Pollen season is a major bummer for folks like me who like to keep my vehicle clean. While it’s sometimes impossible to keep every trace of that yellow powder off of your car or truck, there are a few things you can do to protect against it. In this blog, I’ll share a few tips you can try at home to minimize the effect pollen has on your vehicle.

Tip #1: Wash and wax before the pollen hits

wax to prevent pollen

Pollen season starts usually in early April in the United States, so it’s best to prepare beforehand. While there’s not much you can do after the fact, there are a couple of ways to help minimize its effect. Washing and applying a thin coat of high quality carnauba wax or better yet –a good sealant, I’ve found makes it more difficult for pollen to stick to the surface of my vehicle.

Wax or a good sealant will work, since the main purpose of these types of products is to protect against rain, dirt, debris to a certain extent.

I can actually tell a difference between a waxed car and one that hasn’t been waxed in my office parking lot, especially during the spring when flowers, pollen, and debris are floating around. The BMWs and other exotics I see almost always look nearly unaffected by the pollen, while older cars that haven’t been waxed in several years are coated in a yellow powder.

The bottom line is that it’s probably going to collect on your vehicle regardless, but keeping your vehicle as slick as possible will make removal much easier.

Tip #2: Apply a layer of Rain-X to your windshield and windows

Keeping a good coat of Rain-X on your windshield is a great idea for safety reasons before, during, and after pollen season. Visibility is obviously worse when there is a layer of pollen in your line of sight, and by keeping Rain-X on the windsheld and windows, it can make to difficult for pollen to stick.

Again, the idea is to make your vehicle as slick as possible through waxing, Rain-X, and wheels protectant, so when the pollen begins to land on your vehicle, it can easily slide off instead of accumulate.

Tip #3: Install rain guards

Rain guards (also called rain deflectors) like in the picture above are another line of defense for keeping pollen out of the interior of your car for when spring showers hit.  The effects of pollen are worse for me after it has rained, leaving swirls and deposits of pollen behind (especially on the hood).

Especially for spring showers, installing rain guards may not be a bad idea for keeping yellow powder out of the interior. At drive throughs, bank windows, (or any place you need to roll your window down in the rain), these are really nice to have. Pollen usually collect in and around door jambs as well, so keeping these waxed in combination with using rain guards can help.

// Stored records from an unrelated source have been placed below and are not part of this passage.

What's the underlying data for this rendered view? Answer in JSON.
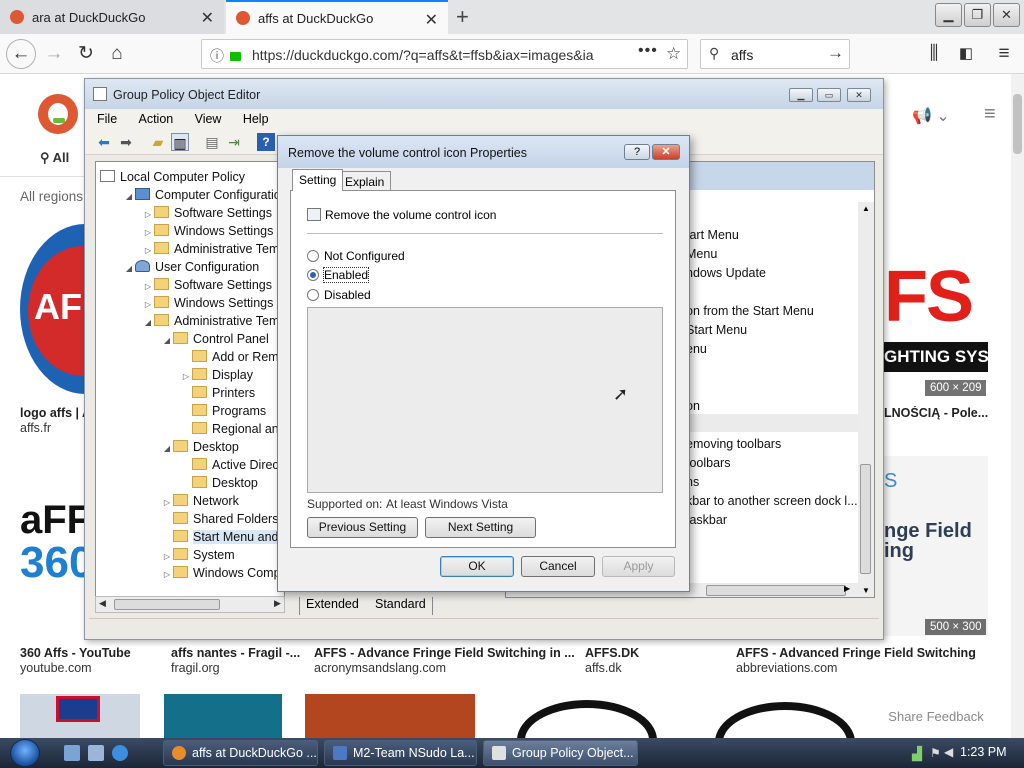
{
  "browser": {
    "tabs": [
      {
        "label": "ara at DuckDuckGo"
      },
      {
        "label": "affs at DuckDuckGo"
      }
    ],
    "url": "https://duckduckgo.com/?q=affs&t=ffsb&iax=images&ia",
    "search_value": "affs",
    "colors": {
      "tab_accent": "#0a84ff",
      "ddg_brand": "#de5833"
    }
  },
  "ddg": {
    "nav_all": "All",
    "regions_label": "All regions",
    "size_badges": [
      "600 × 209",
      "500 × 300"
    ],
    "results_row1": [
      {
        "title": "logo affs | A",
        "source": "affs.fr"
      },
      {
        "title": "LNOŚCIĄ - Pole...",
        "source": ""
      }
    ],
    "thumb_text": {
      "affs_banner": "FS",
      "affs_banner_sub": "GHTING SYST",
      "fringe_text": "nge Field",
      "fringe_text2": "ing",
      "aff_logo": "AFFS"
    },
    "results_row2": [
      {
        "title": "360 Affs - YouTube",
        "source": "youtube.com"
      },
      {
        "title": "affs nantes - Fragil -...",
        "source": "fragil.org"
      },
      {
        "title": "AFFS - Advance Fringe Field Switching in ...",
        "source": "acronymsandslang.com"
      },
      {
        "title": "AFFS.DK",
        "source": "affs.dk"
      },
      {
        "title": "AFFS - Advanced Fringe Field Switching",
        "source": "abbreviations.com"
      }
    ],
    "share_feedback": "Share Feedback"
  },
  "gpedit": {
    "title": "Group Policy Object Editor",
    "menu": [
      "File",
      "Action",
      "View",
      "Help"
    ],
    "tree": [
      {
        "label": "Local Computer Policy",
        "level": 0,
        "exp": "",
        "kind": "root"
      },
      {
        "label": "Computer Configuration",
        "level": 1,
        "exp": "◢",
        "kind": "computer"
      },
      {
        "label": "Software Settings",
        "level": 2,
        "exp": "▷",
        "kind": "folder"
      },
      {
        "label": "Windows Settings",
        "level": 2,
        "exp": "▷",
        "kind": "folder"
      },
      {
        "label": "Administrative Templa",
        "level": 2,
        "exp": "▷",
        "kind": "folder"
      },
      {
        "label": "User Configuration",
        "level": 1,
        "exp": "◢",
        "kind": "user"
      },
      {
        "label": "Software Settings",
        "level": 2,
        "exp": "▷",
        "kind": "folder"
      },
      {
        "label": "Windows Settings",
        "level": 2,
        "exp": "▷",
        "kind": "folder"
      },
      {
        "label": "Administrative Templa",
        "level": 2,
        "exp": "◢",
        "kind": "folder"
      },
      {
        "label": "Control Panel",
        "level": 3,
        "exp": "◢",
        "kind": "folder"
      },
      {
        "label": "Add or Remove",
        "level": 4,
        "exp": "",
        "kind": "folder"
      },
      {
        "label": "Display",
        "level": 4,
        "exp": "▷",
        "kind": "folder"
      },
      {
        "label": "Printers",
        "level": 4,
        "exp": "",
        "kind": "folder"
      },
      {
        "label": "Programs",
        "level": 4,
        "exp": "",
        "kind": "folder"
      },
      {
        "label": "Regional and L",
        "level": 4,
        "exp": "",
        "kind": "folder"
      },
      {
        "label": "Desktop",
        "level": 3,
        "exp": "◢",
        "kind": "folder"
      },
      {
        "label": "Active Director",
        "level": 4,
        "exp": "",
        "kind": "folder"
      },
      {
        "label": "Desktop",
        "level": 4,
        "exp": "",
        "kind": "folder"
      },
      {
        "label": "Network",
        "level": 3,
        "exp": "▷",
        "kind": "folder"
      },
      {
        "label": "Shared Folders",
        "level": 3,
        "exp": "",
        "kind": "folder"
      },
      {
        "label": "Start Menu and Ta",
        "level": 3,
        "exp": "",
        "kind": "folder",
        "selected": true
      },
      {
        "label": "System",
        "level": 3,
        "exp": "▷",
        "kind": "folder"
      },
      {
        "label": "Windows Compon",
        "level": 3,
        "exp": "▷",
        "kind": "folder"
      }
    ],
    "right_items": [
      "tart Menu",
      "Menu",
      "ndows Update",
      "",
      "on from the Start Menu",
      "Start Menu",
      "enu",
      "",
      "",
      "on",
      "",
      "emoving toolbars",
      "toolbars",
      "ns",
      "kbar to another screen dock l...",
      "taskbar"
    ],
    "tabs": [
      "Extended",
      "Standard"
    ]
  },
  "dialog": {
    "title": "Remove the volume control icon Properties",
    "help_btn": "?",
    "close_btn": "✕",
    "tabs": [
      "Setting",
      "Explain"
    ],
    "setting_name": "Remove the volume control icon",
    "options": [
      "Not Configured",
      "Enabled",
      "Disabled"
    ],
    "selected_option": "Enabled",
    "supported_label": "Supported on:",
    "supported_value": "At least Windows Vista",
    "prev_button": "Previous Setting",
    "next_button": "Next Setting",
    "ok": "OK",
    "cancel": "Cancel",
    "apply": "Apply"
  },
  "taskbar": {
    "tasks": [
      "affs at DuckDuckGo ...",
      "M2-Team NSudo La...",
      "Group Policy Object..."
    ],
    "clock": "1:23 PM"
  }
}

Weathertech makes these in addition to rubber floor mats that can easily be sprayed down during this time of year. I run weathertech mats in my Silverado, and have been really impressed at the durability. You may want to check Amazon to see if  your vehicle’s make and model is available.

Tip #4: Check your cabin air filter

If you are prone to allergies like I am, don’t overlook your cabin air filter. This device plays an important role in keeping the quality of air you breathe in the cabin as clean as possible. Not to be confused with your engine air filter, this is something that I was surprised to learn about that can improve the air quality inside your vehicle and also. According to Tom Potter, owner of Japanese Auto Masters on Angie’s list:

If you tell someone they need their cabin air filter changed, some say, ‘What is that?’ They think you’re talking about the engine air filter. I’ve seen people go 90,000 miles without changing it because they didn’t know they needed to.”

These filters are usually located behind the glove box, and can be difficult to replace yourself. In addition to pollen, they help filter out smog, dust and even mold spores.

Tip #5: Check your engine air filter

It’s also a good idea to check your engine’s air filter when pollen arrives, as an old air filter can block airflow to your engine, causing it to potentially overheat or become damaged.

Air is required to burn fuel, and the air filter acts as a barrier for trapping particles like pollen from being burned for fuel, potentially causing contamination or engine damage. You may also notice your gas mileage worsen over time, since burning fuel becomes more difficult with less air.

Overall, it’s a good idea to at least check your filter and remove any pollen deposits or debris that might have formed, especially during pollen season.

Conclusion

While unavoidable at times if you have to park outside, hopefully you are able to protect your car as best as possible this season from pollen buildup. Using your office’s parking garage (if they have one) can help to a certain extent if you have that option.

My biggest concern is usually visibility when it comes to pollen clinging to my windshield, so buying an exterior windshield cover may also be something to check out. Since pollen season usually last for a few weeks, go ahead and prep your vehicle now before the craziness.

Have any other tips or tricks for keeping pollen off of your vehicle? Leave a comment below.

*This post was updated on February 13th to reflect current auto detailing best practices.

Helpful Tips. Your Inbox.

Subscribe